John Stackhouse sketches the extraordinary life of a fairly ordinary man.
Dietrich Bonhoeffer was a Lutheran pastor and theologian. Lived in the middle of the 20th century. Spent most of his life in Germany, although he travelled a lot, lived briefly in Barcelona. And he’s interesting for two main reasons.

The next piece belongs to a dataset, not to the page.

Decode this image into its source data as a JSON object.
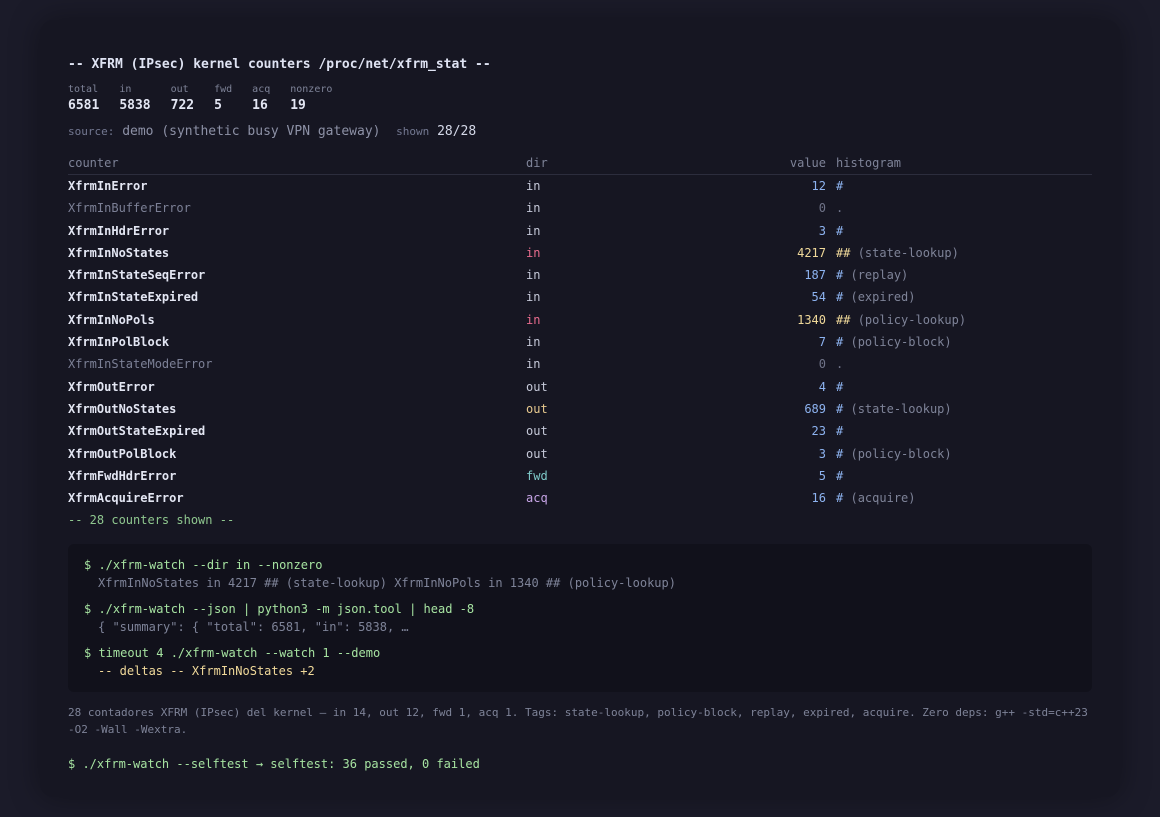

He left behind several smallish books that have been interesting to virtually every decade of readers since they were published in the 1940s (or later, depending on the translation). And also because of his life as an otherwise pretty ordinary bourgeois Berliner who happened to have a nice teaching job, who had to give all that up in order to be faithful to the Christian teaching of love for the neighbour – in this case, love for the Jews. And because of his willingness to pastor those who were involved in plots to assassinate Hitler. So Bonhoeffer becomes interesting to us, both because of what he taught and what he did, and in that sense continues to be interesting as symbol, as well as as a teacher.